2016-10-03 11:56 am

Anyone care to join me?

Teaching Fellow in Late Medieval to Early Modern English Literature Vacancy Ref: 037487

Applications are invited for a Teaching Fellow in English Literature of the late medieval to early modern period.

The successful candidate will have experience in the design and delivery of teaching within the Higher Education sector, and the ability to deliver pre-honours and honours undergraduate courses in English Literature, including postgraduate teaching as appropriate. Successful Candidate will also be expected to contribute to the administration of the subject area including course organisation, as well as to undertake course assessment.

This full-time (35 hours each week) post is available for a fixed-term period of 2 years from 1st January 2017 (or as soon as possible thereafter) until 31st December 2018. Salary scale: £31,656 to £37,768 per annum.

Applications should be received no later than 5.00pm (GMT) on Wednesday 26th October 2016. It is anticipated that interviews will be held on 14th November 2016.

Informal queries can also be sent via email for the attention of Dr Andy Taylor, Head of English Literature, to llc@ ed.ac.uk.

Further details and information on how to apply can be found here: https://www.vacancies.ed.ac.uk/pls/corehrrecruit/ erq_jobspec_version_4.jobspec?p_id=037487

***

Lecturer in British Literature of the Long Eighteenth Century

Applications are invited for the post of Lecturer in British literature of the long eighteenth-century. The Department of English Literature seeks a dynamic and enthusiastic colleague to provide teaching and research in the period. The successful candidate will have experience of teaching at both undergraduate and postgraduate levels and be able to undertake excellent research.

This position is full time and open ended, and is available from January 2017. Salary: £38,896 to £46,414 per annum

Further information and queries should be emailed for the attention of Dr Andrew Taylor, head of English Literature, to llc@ed.ac.uk.

The closing date for applications is no later than 5.00pm (GMT) on Wednesday 26th October 2016. It is anticipated that interviews will take place on 6th December 2016.

Further information and details on how to apply can be found at https://www.vacancies.ed.ac.uk/pls/corehrrecruit/ erq_jobspec_version_4.jobspec?p_id=037539

kortirion_among_the_trees: (Looking Out)
2016-09-28 12:10 am

Oh what the hell, while we're on the subject of work

I find the conjunction of this, dating from the year I was born:



(In particular the lines: 'We've got a machine can learn the knack / Of doing your job, so don't come back ... Watch out for the man with the silicon chip')

With this: http://www.lrb.co.uk/v37/n05/john-lanchester/the-robots-are-coming (to be read in full)

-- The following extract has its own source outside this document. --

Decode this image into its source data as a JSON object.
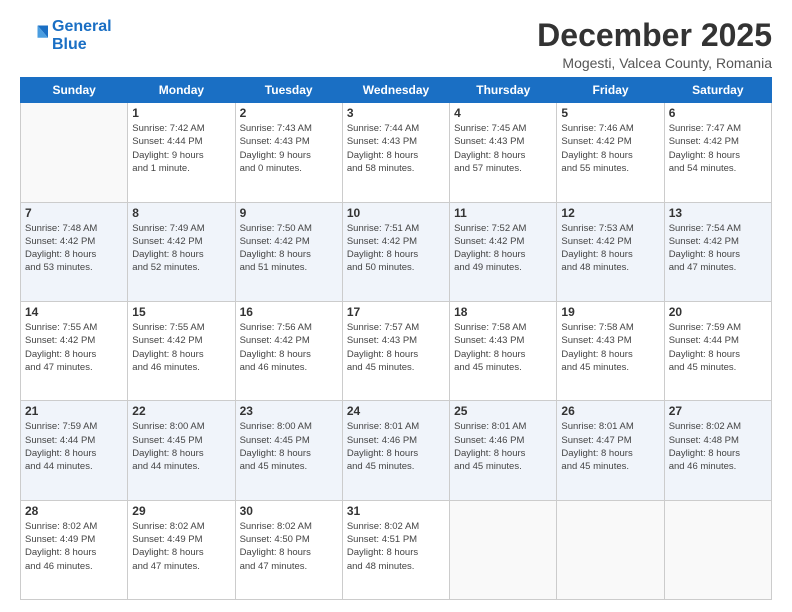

Utterly fascinating.  MacColl as a prophet of the socio-economic consequences of 'machine learning' (!!) - who'd have thunk it?

P. S. It's also just occurred to me that the LRB is the only present-day equivalent in this country of a 19th c. толстый журнал.
kortirion_among_the_trees: (Looking Out)
2016-09-09 12:26 am

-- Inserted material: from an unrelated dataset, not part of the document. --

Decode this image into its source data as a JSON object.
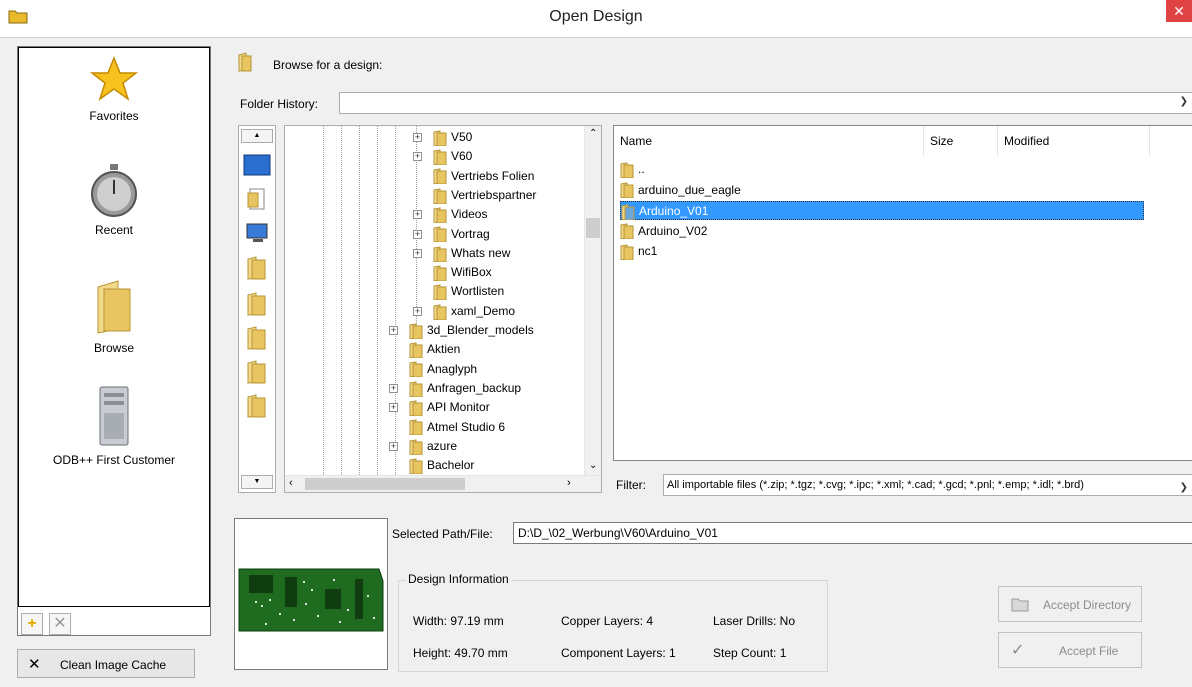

Grammar

Not a well-written article, but confirms what I've always instinctively known: http://www.scientificamerican.com/article/evidence-rebuts-chomsky-s-theory-of-language-learning/  The only aspect of linguistic studies that has ever interested me (apart from bilingual language acquisition) is, unsurprisingly, old-fashioned philology, and universal grammar always seemed utter bollocks against that background.  However, I know nothing about philology really, so I do wonder whether my gut feeling was something real historicist students of language shared?  Not much light on this from the article, which comes from a very different disciplinary angle.